[Stored items from a collection]

# # # # #

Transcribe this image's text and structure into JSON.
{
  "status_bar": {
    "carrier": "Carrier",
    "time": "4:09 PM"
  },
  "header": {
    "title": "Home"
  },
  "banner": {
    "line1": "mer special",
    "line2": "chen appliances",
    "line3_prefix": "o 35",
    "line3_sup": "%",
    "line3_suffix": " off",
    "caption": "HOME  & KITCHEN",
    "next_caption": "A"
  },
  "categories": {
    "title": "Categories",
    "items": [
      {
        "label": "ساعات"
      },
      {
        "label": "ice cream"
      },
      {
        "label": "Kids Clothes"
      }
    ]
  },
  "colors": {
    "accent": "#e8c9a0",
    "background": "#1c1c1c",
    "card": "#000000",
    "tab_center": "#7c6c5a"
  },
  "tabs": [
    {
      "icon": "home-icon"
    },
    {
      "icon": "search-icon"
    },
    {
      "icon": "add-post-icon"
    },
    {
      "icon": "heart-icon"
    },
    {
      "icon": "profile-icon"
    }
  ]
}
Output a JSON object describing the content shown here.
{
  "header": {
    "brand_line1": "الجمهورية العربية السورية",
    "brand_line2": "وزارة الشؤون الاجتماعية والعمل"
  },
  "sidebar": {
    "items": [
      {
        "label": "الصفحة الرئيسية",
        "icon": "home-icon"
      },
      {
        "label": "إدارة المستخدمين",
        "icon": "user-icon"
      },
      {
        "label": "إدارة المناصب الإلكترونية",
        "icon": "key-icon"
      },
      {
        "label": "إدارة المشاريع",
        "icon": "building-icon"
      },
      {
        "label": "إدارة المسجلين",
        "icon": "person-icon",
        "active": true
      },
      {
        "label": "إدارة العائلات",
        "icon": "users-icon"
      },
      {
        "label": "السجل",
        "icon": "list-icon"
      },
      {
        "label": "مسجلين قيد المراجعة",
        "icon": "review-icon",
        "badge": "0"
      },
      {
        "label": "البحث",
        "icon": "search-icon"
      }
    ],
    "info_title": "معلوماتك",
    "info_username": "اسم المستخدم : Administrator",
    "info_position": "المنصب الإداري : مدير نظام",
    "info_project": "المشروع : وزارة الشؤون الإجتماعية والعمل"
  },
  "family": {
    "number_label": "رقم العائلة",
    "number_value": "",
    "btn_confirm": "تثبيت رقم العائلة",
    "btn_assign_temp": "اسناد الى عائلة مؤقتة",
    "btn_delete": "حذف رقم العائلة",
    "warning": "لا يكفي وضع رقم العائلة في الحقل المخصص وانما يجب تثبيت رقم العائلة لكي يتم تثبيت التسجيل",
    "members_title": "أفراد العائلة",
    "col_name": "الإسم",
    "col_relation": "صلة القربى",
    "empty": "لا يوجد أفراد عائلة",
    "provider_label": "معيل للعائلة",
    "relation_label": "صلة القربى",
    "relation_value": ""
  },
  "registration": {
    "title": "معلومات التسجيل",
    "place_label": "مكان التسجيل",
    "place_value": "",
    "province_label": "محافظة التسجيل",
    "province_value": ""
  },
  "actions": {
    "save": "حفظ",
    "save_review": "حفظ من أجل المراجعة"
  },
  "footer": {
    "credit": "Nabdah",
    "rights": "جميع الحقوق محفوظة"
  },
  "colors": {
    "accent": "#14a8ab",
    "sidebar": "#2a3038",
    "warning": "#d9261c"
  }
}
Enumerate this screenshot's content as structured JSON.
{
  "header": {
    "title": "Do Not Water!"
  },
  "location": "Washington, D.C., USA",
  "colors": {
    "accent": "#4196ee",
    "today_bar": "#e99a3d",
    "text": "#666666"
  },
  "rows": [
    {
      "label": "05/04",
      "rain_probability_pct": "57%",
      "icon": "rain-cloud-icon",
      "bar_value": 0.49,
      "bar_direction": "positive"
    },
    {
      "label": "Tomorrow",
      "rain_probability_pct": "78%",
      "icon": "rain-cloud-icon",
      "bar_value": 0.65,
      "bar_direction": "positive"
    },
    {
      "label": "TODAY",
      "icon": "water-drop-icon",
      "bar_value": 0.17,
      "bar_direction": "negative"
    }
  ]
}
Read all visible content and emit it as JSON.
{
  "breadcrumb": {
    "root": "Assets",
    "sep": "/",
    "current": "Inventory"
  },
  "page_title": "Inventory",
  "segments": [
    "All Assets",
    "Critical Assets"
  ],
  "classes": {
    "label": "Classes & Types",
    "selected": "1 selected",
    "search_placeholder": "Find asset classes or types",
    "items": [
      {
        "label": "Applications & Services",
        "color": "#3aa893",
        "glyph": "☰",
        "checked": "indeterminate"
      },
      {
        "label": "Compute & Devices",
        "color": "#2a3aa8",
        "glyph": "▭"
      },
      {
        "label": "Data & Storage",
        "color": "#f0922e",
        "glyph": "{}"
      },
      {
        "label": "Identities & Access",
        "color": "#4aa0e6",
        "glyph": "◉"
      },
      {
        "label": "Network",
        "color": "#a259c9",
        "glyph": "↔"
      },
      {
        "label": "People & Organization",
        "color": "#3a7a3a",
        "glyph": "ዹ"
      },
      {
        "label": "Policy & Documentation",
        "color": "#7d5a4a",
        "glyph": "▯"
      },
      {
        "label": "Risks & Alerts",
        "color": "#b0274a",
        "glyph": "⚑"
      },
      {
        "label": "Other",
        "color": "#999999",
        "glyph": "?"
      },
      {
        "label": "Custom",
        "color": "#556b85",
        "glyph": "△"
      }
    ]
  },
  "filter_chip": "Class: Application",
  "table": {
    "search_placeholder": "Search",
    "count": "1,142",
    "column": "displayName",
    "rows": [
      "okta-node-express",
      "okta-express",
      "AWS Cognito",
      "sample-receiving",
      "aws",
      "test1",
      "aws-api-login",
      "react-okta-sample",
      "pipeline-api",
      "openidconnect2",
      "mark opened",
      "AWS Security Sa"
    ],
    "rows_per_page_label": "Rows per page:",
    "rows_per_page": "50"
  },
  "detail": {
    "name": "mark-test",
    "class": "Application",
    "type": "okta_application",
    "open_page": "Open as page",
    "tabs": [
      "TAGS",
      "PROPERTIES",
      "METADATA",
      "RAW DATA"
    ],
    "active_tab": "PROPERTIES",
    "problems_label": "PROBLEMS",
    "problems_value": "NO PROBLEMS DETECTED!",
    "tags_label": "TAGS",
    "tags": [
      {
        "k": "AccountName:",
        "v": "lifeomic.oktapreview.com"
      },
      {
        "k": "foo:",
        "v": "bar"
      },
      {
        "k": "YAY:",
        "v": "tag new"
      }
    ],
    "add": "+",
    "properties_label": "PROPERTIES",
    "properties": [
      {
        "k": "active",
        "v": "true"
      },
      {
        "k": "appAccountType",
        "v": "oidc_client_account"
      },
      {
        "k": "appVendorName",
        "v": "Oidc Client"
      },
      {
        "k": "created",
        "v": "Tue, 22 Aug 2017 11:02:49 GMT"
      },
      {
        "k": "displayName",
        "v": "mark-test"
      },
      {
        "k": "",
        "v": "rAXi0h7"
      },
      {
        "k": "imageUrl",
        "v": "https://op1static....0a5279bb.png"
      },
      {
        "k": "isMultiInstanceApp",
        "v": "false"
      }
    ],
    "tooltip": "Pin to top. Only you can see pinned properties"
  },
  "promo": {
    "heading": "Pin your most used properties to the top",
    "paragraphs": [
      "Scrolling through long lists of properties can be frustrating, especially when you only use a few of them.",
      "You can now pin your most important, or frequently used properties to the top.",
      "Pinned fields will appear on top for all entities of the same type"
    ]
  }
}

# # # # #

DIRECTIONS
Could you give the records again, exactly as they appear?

EXERCISE RESPONSE
Transcribe this image's text and structure into JSON.
{
  "status_bar": {
    "carrier": "Carrier",
    "time": "4:09 PM"
  },
  "header": {
    "title": "Home"
  },
  "banner": {
    "line1": "mer special",
    "line2": "chen appliances",
    "line3_prefix": "o 35",
    "line3_sup": "%",
    "line3_suffix": " off",
    "caption": "HOME  & KITCHEN",
    "next_caption": "A"
  },
  "categories": {
    "title": "Categories",
    "items": [
      {
        "label": "ساعات"
      },
      {
        "label": "ice cream"
      },
      {
        "label": "Kids Clothes"
      }
    ]
  },
  "colors": {
    "accent": "#e8c9a0",
    "background": "#1c1c1c",
    "card": "#000000",
    "tab_center": "#7c6c5a"
  },
  "tabs": [
    {
      "icon": "home-icon"
    },
    {
      "icon": "search-icon"
    },
    {
      "icon": "add-post-icon"
    },
    {
      "icon": "heart-icon"
    },
    {
      "icon": "profile-icon"
    }
  ]
}
Output a JSON object describing the content shown here.
{
  "header": {
    "brand_line1": "الجمهورية العربية السورية",
    "brand_line2": "وزارة الشؤون الاجتماعية والعمل"
  },
  "sidebar": {
    "items": [
      {
        "label": "الصفحة الرئيسية",
        "icon": "home-icon"
      },
      {
        "label": "إدارة المستخدمين",
        "icon": "user-icon"
      },
      {
        "label": "إدارة المناصب الإلكترونية",
        "icon": "key-icon"
      },
      {
        "label": "إدارة المشاريع",
        "icon": "building-icon"
      },
      {
        "label": "إدارة المسجلين",
        "icon": "person-icon",
        "active": true
      },
      {
        "label": "إدارة العائلات",
        "icon": "users-icon"
      },
      {
        "label": "السجل",
        "icon": "list-icon"
      },
      {
        "label": "مسجلين قيد المراجعة",
        "icon": "review-icon",
        "badge": "0"
      },
      {
        "label": "البحث",
        "icon": "search-icon"
      }
    ],
    "info_title": "معلوماتك",
    "info_username": "اسم المستخدم : Administrator",
    "info_position": "المنصب الإداري : مدير نظام",
    "info_project": "المشروع : وزارة الشؤون الإجتماعية والعمل"
  },
  "family": {
    "number_label": "رقم العائلة",
    "number_value": "",
    "btn_confirm": "تثبيت رقم العائلة",
    "btn_assign_temp": "اسناد الى عائلة مؤقتة",
    "btn_delete": "حذف رقم العائلة",
    "warning": "لا يكفي وضع رقم العائلة في الحقل المخصص وانما يجب تثبيت رقم العائلة لكي يتم تثبيت التسجيل",
    "members_title": "أفراد العائلة",
    "col_name": "الإسم",
    "col_relation": "صلة القربى",
    "empty": "لا يوجد أفراد عائلة",
    "provider_label": "معيل للعائلة",
    "relation_label": "صلة القربى",
    "relation_value": ""
  },
  "registration": {
    "title": "معلومات التسجيل",
    "place_label": "مكان التسجيل",
    "place_value": "",
    "province_label": "محافظة التسجيل",
    "province_value": ""
  },
  "actions": {
    "save": "حفظ",
    "save_review": "حفظ من أجل المراجعة"
  },
  "footer": {
    "credit": "Nabdah",
    "rights": "جميع الحقوق محفوظة"
  },
  "colors": {
    "accent": "#14a8ab",
    "sidebar": "#2a3038",
    "warning": "#d9261c"
  }
}
Enumerate this screenshot's content as structured JSON.
{
  "header": {
    "title": "Do Not Water!"
  },
  "location": "Washington, D.C., USA",
  "colors": {
    "accent": "#4196ee",
    "today_bar": "#e99a3d",
    "text": "#666666"
  },
  "rows": [
    {
      "label": "05/04",
      "rain_probability_pct": "57%",
      "icon": "rain-cloud-icon",
      "bar_value": 0.49,
      "bar_direction": "positive"
    },
    {
      "label": "Tomorrow",
      "rain_probability_pct": "78%",
      "icon": "rain-cloud-icon",
      "bar_value": 0.65,
      "bar_direction": "positive"
    },
    {
      "label": "TODAY",
      "icon": "water-drop-icon",
      "bar_value": 0.17,
      "bar_direction": "negative"
    }
  ]
}
Read all visible content and emit it as JSON.
{
  "breadcrumb": {
    "root": "Assets",
    "sep": "/",
    "current": "Inventory"
  },
  "page_title": "Inventory",
  "segments": [
    "All Assets",
    "Critical Assets"
  ],
  "classes": {
    "label": "Classes & Types",
    "selected": "1 selected",
    "search_placeholder": "Find asset classes or types",
    "items": [
      {
        "label": "Applications & Services",
        "color": "#3aa893",
        "glyph": "☰",
        "checked": "indeterminate"
      },
      {
        "label": "Compute & Devices",
        "color": "#2a3aa8",
        "glyph": "▭"
      },
      {
        "label": "Data & Storage",
        "color": "#f0922e",
        "glyph": "{}"
      },
      {
        "label": "Identities & Access",
        "color": "#4aa0e6",
        "glyph": "◉"
      },
      {
        "label": "Network",
        "color": "#a259c9",
        "glyph": "↔"
      },
      {
        "label": "People & Organization",
        "color": "#3a7a3a",
        "glyph": "ዹ"
      },
      {
        "label": "Policy & Documentation",
        "color": "#7d5a4a",
        "glyph": "▯"
      },
      {
        "label": "Risks & Alerts",
        "color": "#b0274a",
        "glyph": "⚑"
      },
      {
        "label": "Other",
        "color": "#999999",
        "glyph": "?"
      },
      {
        "label": "Custom",
        "color": "#556b85",
        "glyph": "△"
      }
    ]
  },
  "filter_chip": "Class: Application",
  "table": {
    "search_placeholder": "Search",
    "count": "1,142",
    "column": "displayName",
    "rows": [
      "okta-node-express",
      "okta-express",
      "AWS Cognito",
      "sample-receiving",
      "aws",
      "test1",
      "aws-api-login",
      "react-okta-sample",
      "pipeline-api",
      "openidconnect2",
      "mark opened",
      "AWS Security Sa"
    ],
    "rows_per_page_label": "Rows per page:",
    "rows_per_page": "50"
  },
  "detail": {
    "name": "mark-test",
    "class": "Application",
    "type": "okta_application",
    "open_page": "Open as page",
    "tabs": [
      "TAGS",
      "PROPERTIES",
      "METADATA",
      "RAW DATA"
    ],
    "active_tab": "PROPERTIES",
    "problems_label": "PROBLEMS",
    "problems_value": "NO PROBLEMS DETECTED!",
    "tags_label": "TAGS",
    "tags": [
      {
        "k": "AccountName:",
        "v": "lifeomic.oktapreview.com"
      },
      {
        "k": "foo:",
        "v": "bar"
      },
      {
        "k": "YAY:",
        "v": "tag new"
      }
    ],
    "add": "+",
    "properties_label": "PROPERTIES",
    "properties": [
      {
        "k": "active",
        "v": "true"
      },
      {
        "k": "appAccountType",
        "v": "oidc_client_account"
      },
      {
        "k": "appVendorName",
        "v": "Oidc Client"
      },
      {
        "k": "created",
        "v": "Tue, 22 Aug 2017 11:02:49 GMT"
      },
      {
        "k": "displayName",
        "v": "mark-test"
      },
      {
        "k": "",
        "v": "rAXi0h7"
      },
      {
        "k": "imageUrl",
        "v": "https://op1static....0a5279bb.png"
      },
      {
        "k": "isMultiInstanceApp",
        "v": "false"
      }
    ],
    "tooltip": "Pin to top. Only you can see pinned properties"
  },
  "promo": {
    "heading": "Pin your most used properties to the top",
    "paragraphs": [
      "Scrolling through long lists of properties can be frustrating, especially when you only use a few of them.",
      "You can now pin your most important, or frequently used properties to the top.",
      "Pinned fields will appear on top for all entities of the same type"
    ]
  }
}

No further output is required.